In 2022, the theme for our festival is “Write From the Womb”. We are going to be focusing on showcasing the stories and voices of Indigenous women, including those who identify as LGBTQ2s+. We want to call attention to all of the amazing work done by the Indigenous matriarchs in our community. This theme was developed by WIFF’s Founder and Artistic Director Shirley Cheechoo C.M. Dr. Cheechoo is a prime example of a strong and impactful Indigenous woman, having worked in the community for over 30 years as an award winning artist, actor and filmmaker. We believe that the stories of these women should be brought to the forefront of the arts, as in the past their voices have been silenced and pushed aside.
2022 Films In Competition
Bring Her Home
Bring Her Home follows three Indigenous women – an artist, an activist, and a politician – as they fight to vindicate and honor their missing and murdered relatives.
The fire is stoked, the stars are shining and a voice rises from the flames. It is 50 years in the future. What will a grandmother tell the children about the time of pandemic?
Pōneke is a modern love letter to place, space and time within a post second-migration world.
Eastern Khanty: Residents of the Forest
This film is dedicated to a winter trip to the taiga camps of the eastern Khants.
As the global pandemic reaches into the Arctic Archipelago, Inuk filmmaker Carol Kunnuk documents how unfamiliar new protocols affect her family and community.
In a post-war future, a mother joins an underground band of vigilantes to try and rescue her daughter from a state-run institution.
Runs Through Their Blood: A Life Impacted

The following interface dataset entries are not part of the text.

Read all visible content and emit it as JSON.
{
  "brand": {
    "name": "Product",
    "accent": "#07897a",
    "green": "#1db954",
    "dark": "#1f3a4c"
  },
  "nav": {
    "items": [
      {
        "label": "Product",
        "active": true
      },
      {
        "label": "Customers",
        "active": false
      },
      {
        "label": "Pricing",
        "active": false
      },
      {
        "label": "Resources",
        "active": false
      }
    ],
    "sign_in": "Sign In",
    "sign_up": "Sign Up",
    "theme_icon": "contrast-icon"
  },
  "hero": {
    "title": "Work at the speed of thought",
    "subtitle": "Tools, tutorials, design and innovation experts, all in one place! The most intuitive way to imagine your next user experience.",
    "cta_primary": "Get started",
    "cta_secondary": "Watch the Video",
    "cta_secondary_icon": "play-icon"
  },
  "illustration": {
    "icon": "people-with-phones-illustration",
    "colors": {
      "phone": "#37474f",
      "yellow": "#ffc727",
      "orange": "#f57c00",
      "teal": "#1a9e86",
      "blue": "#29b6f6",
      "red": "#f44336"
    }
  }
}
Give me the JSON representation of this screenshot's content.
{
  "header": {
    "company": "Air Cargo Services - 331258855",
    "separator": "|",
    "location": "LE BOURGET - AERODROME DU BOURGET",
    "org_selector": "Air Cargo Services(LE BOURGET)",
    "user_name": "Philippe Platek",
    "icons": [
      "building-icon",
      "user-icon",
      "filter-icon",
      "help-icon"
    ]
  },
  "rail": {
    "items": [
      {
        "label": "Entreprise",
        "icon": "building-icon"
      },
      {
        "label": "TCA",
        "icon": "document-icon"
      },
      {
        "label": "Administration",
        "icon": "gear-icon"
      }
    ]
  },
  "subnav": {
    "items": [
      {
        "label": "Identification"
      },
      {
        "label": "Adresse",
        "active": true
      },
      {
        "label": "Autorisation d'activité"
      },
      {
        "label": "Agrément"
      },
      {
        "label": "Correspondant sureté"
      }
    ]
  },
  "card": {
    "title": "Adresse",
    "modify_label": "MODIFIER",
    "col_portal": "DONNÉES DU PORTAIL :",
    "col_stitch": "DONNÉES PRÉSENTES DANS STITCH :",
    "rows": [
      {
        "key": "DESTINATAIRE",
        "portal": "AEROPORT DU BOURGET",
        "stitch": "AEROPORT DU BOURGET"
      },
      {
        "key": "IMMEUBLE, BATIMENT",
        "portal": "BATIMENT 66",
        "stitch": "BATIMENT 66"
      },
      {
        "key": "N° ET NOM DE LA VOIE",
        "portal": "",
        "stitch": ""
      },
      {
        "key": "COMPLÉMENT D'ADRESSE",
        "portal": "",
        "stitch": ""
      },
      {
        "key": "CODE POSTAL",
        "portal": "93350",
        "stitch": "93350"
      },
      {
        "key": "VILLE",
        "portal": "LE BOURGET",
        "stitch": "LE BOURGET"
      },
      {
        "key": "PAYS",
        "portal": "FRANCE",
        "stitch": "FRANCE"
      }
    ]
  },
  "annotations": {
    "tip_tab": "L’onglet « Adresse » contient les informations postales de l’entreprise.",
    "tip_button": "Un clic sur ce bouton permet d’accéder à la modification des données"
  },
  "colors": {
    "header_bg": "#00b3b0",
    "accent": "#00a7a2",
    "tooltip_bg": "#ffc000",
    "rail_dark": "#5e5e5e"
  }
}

Documents the effects of intergenerational trauma through the history of residential schools.
Synopsis coming soon...
I Am The Warrior
A Residential School Story. A mother and daughter Fox have a poor relationship. The daughter wants to right the wrongs the residential schools have committed to make her mother this way.
When Maika and her ragtag friends discover an alien invasion in their tiny arctic hamlet, it's up to them to save the day.
Kweskosiw (She Whistles)
On the way to her girlfriend's place, an Indigenous woman is assaulted by her cab driver.
Entwines the very different lives of three Maori girls, cousins, through tumultuous decades, after one of them is taken from her family and raised in an orphanage.
Gift To Give
A Two-Spirited daughter discovers she is a perfect kidney donor for her ailing father.
In Our Own Hands
A group of women plan rescue efforts when one of their own goes missing from their reservation.
Two brothers embark on a journey to find their birth mother after their abusive father had lied for years about her whereabouts.
Honour to Senator Murray Sinclair
Honour to Senator Murray Sinclair is a Canadian short documentary film, directed by Alanis Obomsawin and released in 2021.
A young woman with supernatural abilities reflects on profound events in her life as she awaits news of her brother, who has gone missing at sea under questionable circumstances.
"Weengushk International Film Festival is one of those festivals which actually does what it sets out to do. It reaches out to an Indigenous audience and to local communities and brings talented filmmakers, producers, and professionals together from around the world to engage with the audience and the community.
It is quite impressive. What WIFF does is special and stands out amongst all the other festivals. It is a pleasure to work with and support the festival."
JESSE WENTE | DIRECTOR | INDIGENOUS FILM OFFICE